IRISH-IN-CHICAGO-L Archives

Archiver > IRISH-IN-CHICAGO > 2006-02 > 1139101275


From: dan hogan <>
Subject: Fwd: Irish Language in North America
Date: Sat, 4 Feb 2006 17:01:15 -0800 (PST)


From Jerry Kelly of the NY Irish list.

Dan Hogan


> There were communities of Irish speakers here in
> North America which survived
> generation-to-generation from the 17th century to
> the late 19th or early 20th centuries. Both in
> cities and far off in the country. The best
> estimates are that about 30% of the Continental Army
> was Irish-speaking.
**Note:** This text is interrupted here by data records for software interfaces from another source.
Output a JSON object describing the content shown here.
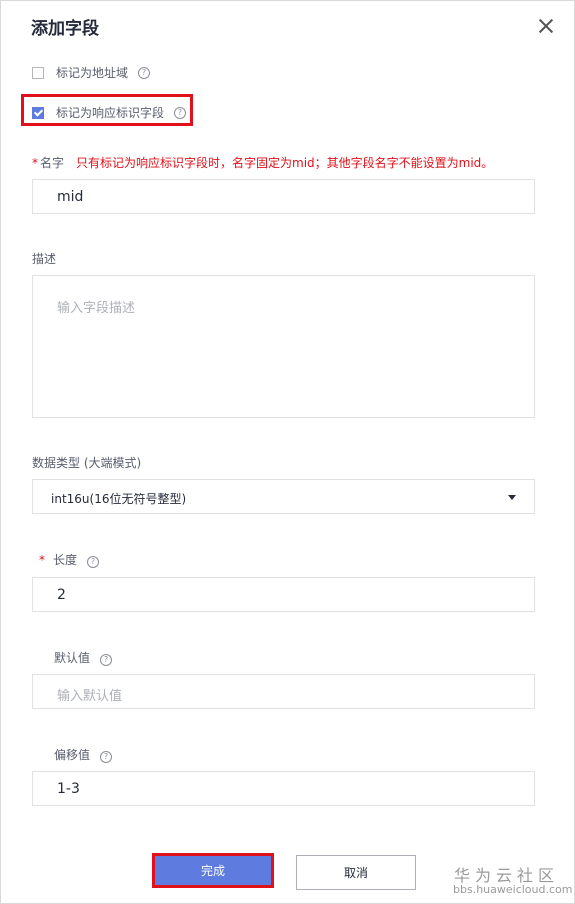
{
  "dialog": {
    "title": "添加字段",
    "checkboxes": [
      {
        "label": "标记为地址域",
        "checked": false
      },
      {
        "label": "标记为响应标识字段",
        "checked": true
      }
    ],
    "name": {
      "required_mark": "*",
      "label": "名字",
      "hint": "只有标记为响应标识字段时，名字固定为mid；其他字段名字不能设置为mid。",
      "value": "mid"
    },
    "description": {
      "label": "描述",
      "placeholder": "输入字段描述"
    },
    "data_type": {
      "label": "数据类型 (大端模式)",
      "value": "int16u(16位无符号整型)"
    },
    "length": {
      "required_mark": "*",
      "label": "长度",
      "value": "2"
    },
    "default_value": {
      "label": "默认值",
      "placeholder": "输入默认值"
    },
    "offset": {
      "label": "偏移值",
      "value": "1-3"
    },
    "buttons": {
      "ok": "完成",
      "cancel": "取消"
    }
  },
  "watermark": {
    "title": "华为云社区",
    "url": "bbs.huaweicloud.com"
  },
  "icons": {
    "close": "close-icon",
    "help": "help-icon",
    "dropdown": "chevron-down-icon"
  },
  "colors": {
    "accent": "#5e7ce0",
    "highlight": "#e0111a",
    "warning": "#e0111a"
  }
}
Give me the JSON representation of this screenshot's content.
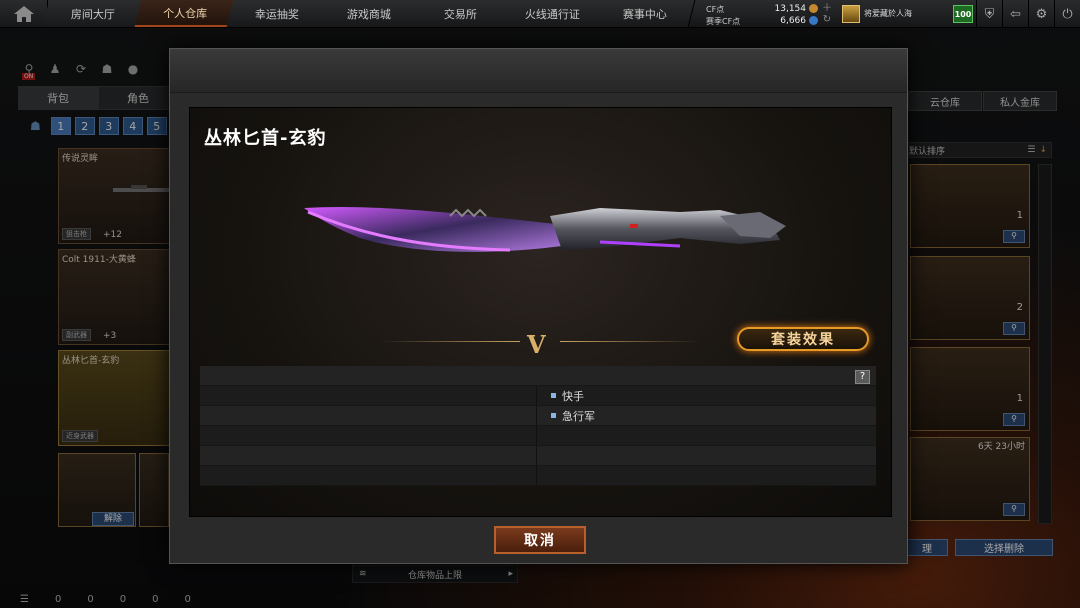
{
  "nav": {
    "tabs": [
      "房间大厅",
      "个人仓库",
      "幸运抽奖",
      "游戏商城",
      "交易所",
      "火线通行证",
      "赛事中心"
    ],
    "active_index": 1
  },
  "currency": {
    "cf_label": "CF点",
    "cf_value": "13,154",
    "match_label": "赛季CF点",
    "match_value": "6,666"
  },
  "rank": {
    "title": "将爱藏於人海"
  },
  "level": "100",
  "left_panel": {
    "tabs": [
      "背包",
      "角色"
    ],
    "pages": [
      "1",
      "2",
      "3",
      "4",
      "5"
    ],
    "on_badge": "ON",
    "cards": [
      {
        "name": "传说灵眸",
        "tag": "狙击枪",
        "plus": "+12"
      },
      {
        "name": "Colt 1911-大黄蜂",
        "tag": "副武器",
        "plus": "+3"
      },
      {
        "name": "丛林匕首-玄豹",
        "tag": "近身武器",
        "plus": ""
      }
    ],
    "release_label": "解除"
  },
  "right_panel": {
    "tabs": [
      "云仓库",
      "私人金库"
    ],
    "sort_label": "默认排序",
    "counts": [
      "1",
      "2",
      "1"
    ],
    "timer": "6天 23小时",
    "manage_label": "理",
    "batch_delete_label": "选择删除"
  },
  "capacity_label": "仓库物品上限",
  "status_counts": [
    "0",
    "0",
    "0",
    "0",
    "0"
  ],
  "modal": {
    "title": "丛林匕首-玄豹",
    "set_effect_label": "套装效果",
    "help_label": "?",
    "perks": [
      "快手",
      "急行军"
    ],
    "cancel_label": "取消"
  },
  "colors": {
    "accent_orange": "#e89a26",
    "button_blue": "#2d4a73",
    "active_tab": "#a3451b"
  }
}
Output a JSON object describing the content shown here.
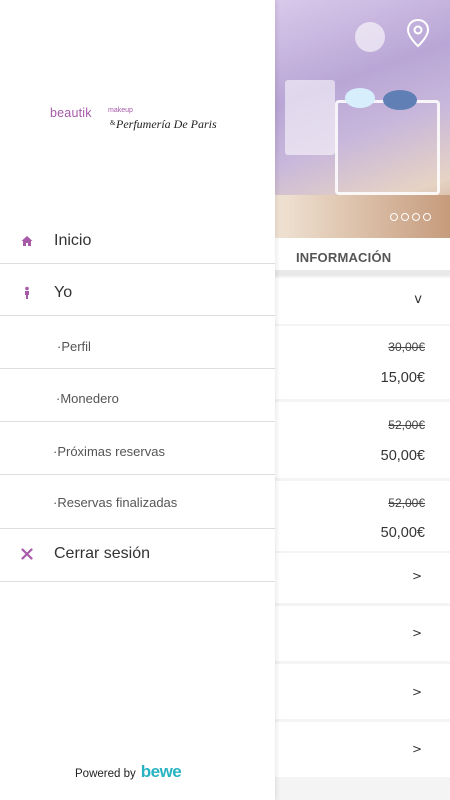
{
  "colors": {
    "accent": "#a65aa8",
    "brand_bewe": "#27b3c1",
    "divider": "#dddddd"
  },
  "background": {
    "section_title": "INFORMACIÓN",
    "collapse_chevron": "v",
    "prices": [
      {
        "old": "30,00€",
        "new": "15,00€"
      },
      {
        "old": "52,00€",
        "new": "50,00€"
      },
      {
        "old": "52,00€",
        "new": "50,00€"
      }
    ],
    "row_chevron": ">",
    "icons": {
      "location": "location-pin-icon",
      "carousel": "carousel-dots"
    }
  },
  "drawer": {
    "logo": {
      "brand": "beautik",
      "brand_suffix": "makeup",
      "amp": "&",
      "partner": "Perfumería De Paris"
    },
    "menu": {
      "inicio": {
        "label": "Inicio",
        "icon": "home-icon"
      },
      "yo": {
        "label": "Yo",
        "icon": "person-icon"
      },
      "perfil": {
        "label": "·Perfil"
      },
      "monedero": {
        "label": "·Monedero"
      },
      "proximas": {
        "label": "·Próximas reservas"
      },
      "finalizadas": {
        "label": "·Reservas finalizadas"
      },
      "logout": {
        "label": "Cerrar sesión",
        "icon": "close-icon"
      }
    },
    "footer": {
      "powered_by": "Powered by",
      "brand": "bewe"
    }
  }
}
Tories and English spies
> reported back to London that "Irish is as commonly
> spoken in the American ranks as English." So, at
> 30% of the American ranks, that would make English a
> minority language in the Continental Army. The New
> Hampshire Navy (which started naval operations
> against Britain in 1774, a year before Concord and
> Lexington) was Irish-speaking. The New Hampshire
> troops at the battle of Bunker Hill cursed the
> advancing Highlanders in Irish, much to the latter's
> discomfort. The Pennsylvania Line, regarded as the
> backbone of the Continental Army, was half
> German-speaking and half Irish-speaking. Besides
> Irish-speakers, our American recruits were drawn
> from the French-spea!
> kers of what had been New France (Canada down
> through the frontier to Louisiana), the Dutch
> speakers of what had been New Holland (Mohawk
> Valley, Hudson Valley, western Long Island), the
> Finnish- and Swedish-speakers of what had been New
> Sweden (parts of Delaware and New Jersey), the
> Spanish-speakers of what had been Spanish Florida,
> the German-speakers of Pennsylvania and Virginia,
> the Welsh wherever found, the Scots wherever found
> (still universally regarded as speaking Irish at
> that point rather than the separate language of
> Scots Gaelic), and the Algonquins and Iroquois who
> joined the American ranks. In other words,
> everybody who had been conquered by the English in
> North America or elsewhere now had a chance to get
> their own back. And no wonder French, or German or
> Polish officers like Lafayette, Von Steuben, and
> Kosciusko had no problem fitting in. English was
> regarded as the language of the enemy, the Tory, or
> the fence-sitter. When an official language for the
> ne!
> w United States was discussed at the Constitutional
> Convention (1787), the candidate languages proposed
> included Irish, Dutch, French, I think maybe German
> and Spanish as well (this is all in the Federalist
> Papers), but not English. Nobody would propose
> English. In the end, the idea of an official
> language was dropped because it violated the concept
> of Freedom Of Speech.
>
> More recently, The famous Hollywood director John
> Ford (real name = Seán Ó Fearna) was a native Irish
> speaker born in Maine. I met a fellow about 10
> years ago well into his 90s (I'm trying to remember
> his name - Róibeard Mac Gabhann / Bob Smith?) who
> had grown up speaking Irish in an Irish neighborhood
> in Manhattan. He learned English at school. Talamh
> an Éisc (Newfoundland) was famous for its
> Irish-speaking community which only finally switched
> completely to English in the early 20th century.
> The Caribbean had Irish-speaking settlements all
> over the place. About 20 years ago, a little girl
> from the island of Montserrat was sent up to a
> friend of mine by her grandmother to recite a poem
> in Irish. The Montserratan Irish descend from 17th
> century Irish slaves and African slaves. The island
> was basically Irish-speaking until the beginning of
> the 20th century.
>
> Hope that's helpful. Le gach dea-ghuí, - Gearóid


Dan Hogan



This thread: